Data records =>
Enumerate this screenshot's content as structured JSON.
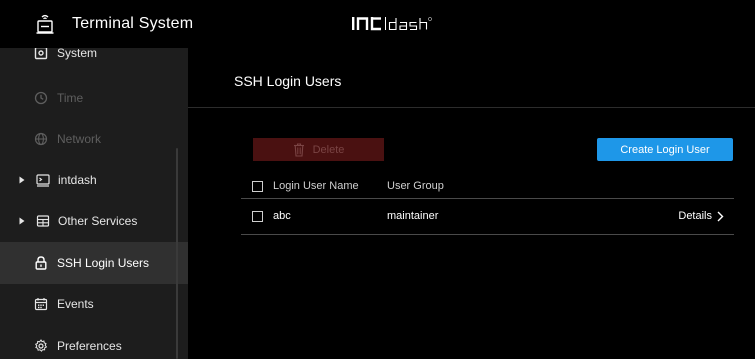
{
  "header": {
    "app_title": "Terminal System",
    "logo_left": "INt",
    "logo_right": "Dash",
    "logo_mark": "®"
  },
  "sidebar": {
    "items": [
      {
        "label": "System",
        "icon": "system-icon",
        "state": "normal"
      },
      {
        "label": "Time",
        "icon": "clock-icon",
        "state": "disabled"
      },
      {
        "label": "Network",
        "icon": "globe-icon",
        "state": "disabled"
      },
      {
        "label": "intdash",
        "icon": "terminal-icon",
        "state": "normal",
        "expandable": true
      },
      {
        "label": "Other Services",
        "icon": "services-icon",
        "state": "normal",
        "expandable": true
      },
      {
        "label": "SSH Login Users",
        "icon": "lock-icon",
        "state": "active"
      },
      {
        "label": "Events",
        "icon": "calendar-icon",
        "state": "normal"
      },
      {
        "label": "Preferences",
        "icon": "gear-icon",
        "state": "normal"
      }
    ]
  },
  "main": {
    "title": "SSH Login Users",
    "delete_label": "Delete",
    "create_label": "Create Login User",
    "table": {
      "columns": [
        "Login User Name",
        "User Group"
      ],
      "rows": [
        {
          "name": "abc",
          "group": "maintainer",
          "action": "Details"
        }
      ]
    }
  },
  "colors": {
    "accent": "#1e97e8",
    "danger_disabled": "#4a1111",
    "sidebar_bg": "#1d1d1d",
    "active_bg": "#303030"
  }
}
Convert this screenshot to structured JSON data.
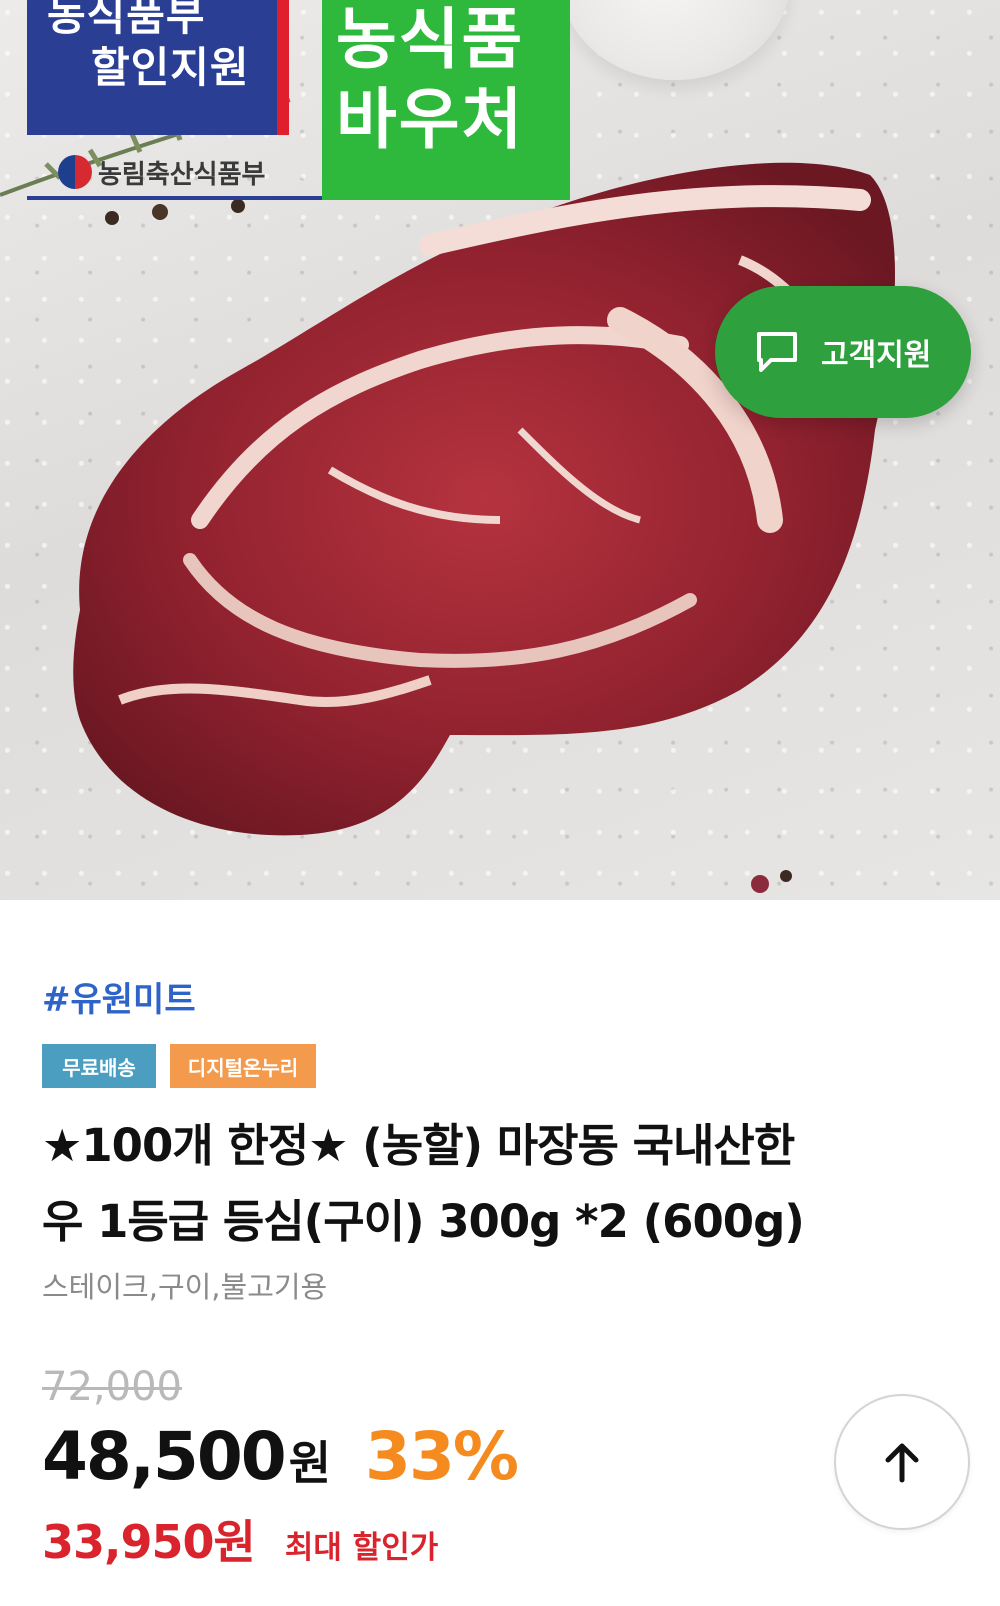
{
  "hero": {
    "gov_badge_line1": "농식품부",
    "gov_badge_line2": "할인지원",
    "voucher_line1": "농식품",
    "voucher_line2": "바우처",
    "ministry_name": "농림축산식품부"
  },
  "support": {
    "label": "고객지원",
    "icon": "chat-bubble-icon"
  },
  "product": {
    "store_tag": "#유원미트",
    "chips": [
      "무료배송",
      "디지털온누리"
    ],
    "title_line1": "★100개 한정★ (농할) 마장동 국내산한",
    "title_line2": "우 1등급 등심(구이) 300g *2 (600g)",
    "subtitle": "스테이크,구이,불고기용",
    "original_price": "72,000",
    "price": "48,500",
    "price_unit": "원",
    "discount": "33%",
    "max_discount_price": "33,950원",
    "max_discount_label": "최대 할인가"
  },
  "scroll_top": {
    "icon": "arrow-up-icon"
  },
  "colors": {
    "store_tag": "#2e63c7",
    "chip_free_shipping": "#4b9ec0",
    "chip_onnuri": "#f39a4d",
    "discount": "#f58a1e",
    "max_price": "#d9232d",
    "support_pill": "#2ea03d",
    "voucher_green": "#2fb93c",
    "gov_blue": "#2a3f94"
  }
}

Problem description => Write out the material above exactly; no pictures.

Output =>
Enumerate this screenshot's content as structured JSON.
{
  "header": {
    "app_title": "Terminal System",
    "logo_left": "INt",
    "logo_right": "Dash",
    "logo_mark": "®"
  },
  "sidebar": {
    "items": [
      {
        "label": "System",
        "icon": "system-icon",
        "state": "normal"
      },
      {
        "label": "Time",
        "icon": "clock-icon",
        "state": "disabled"
      },
      {
        "label": "Network",
        "icon": "globe-icon",
        "state": "disabled"
      },
      {
        "label": "intdash",
        "icon": "terminal-icon",
        "state": "normal",
        "expandable": true
      },
      {
        "label": "Other Services",
        "icon": "services-icon",
        "state": "normal",
        "expandable": true
      },
      {
        "label": "SSH Login Users",
        "icon": "lock-icon",
        "state": "active"
      },
      {
        "label": "Events",
        "icon": "calendar-icon",
        "state": "normal"
      },
      {
        "label": "Preferences",
        "icon": "gear-icon",
        "state": "normal"
      }
    ]
  },
  "main": {
    "title": "SSH Login Users",
    "delete_label": "Delete",
    "create_label": "Create Login User",
    "table": {
      "columns": [
        "Login User Name",
        "User Group"
      ],
      "rows": [
        {
          "name": "abc",
          "group": "maintainer",
          "action": "Details"
        }
      ]
    }
  },
  "colors": {
    "accent": "#1e97e8",
    "danger_disabled": "#4a1111",
    "sidebar_bg": "#1d1d1d",
    "active_bg": "#303030"
  }
}
Convert this screenshot to structured JSON data.
{
  "hero": {
    "gov_badge_line1": "농식품부",
    "gov_badge_line2": "할인지원",
    "voucher_line1": "농식품",
    "voucher_line2": "바우처",
    "ministry_name": "농림축산식품부"
  },
  "support": {
    "label": "고객지원",
    "icon": "chat-bubble-icon"
  },
  "product": {
    "store_tag": "#유원미트",
    "chips": [
      "무료배송",
      "디지털온누리"
    ],
    "title_line1": "★100개 한정★ (농할) 마장동 국내산한",
    "title_line2": "우 1등급 등심(구이) 300g *2 (600g)",
    "subtitle": "스테이크,구이,불고기용",
    "original_price": "72,000",
    "price": "48,500",
    "price_unit": "원",
    "discount": "33%",
    "max_discount_price": "33,950원",
    "max_discount_label": "최대 할인가"
  },
  "scroll_top": {
    "icon": "arrow-up-icon"
  },
  "colors": {
    "store_tag": "#2e63c7",
    "chip_free_shipping": "#4b9ec0",
    "chip_onnuri": "#f39a4d",
    "discount": "#f58a1e",
    "max_price": "#d9232d",
    "support_pill": "#2ea03d",
    "voucher_green": "#2fb93c",
    "gov_blue": "#2a3f94"
  }
}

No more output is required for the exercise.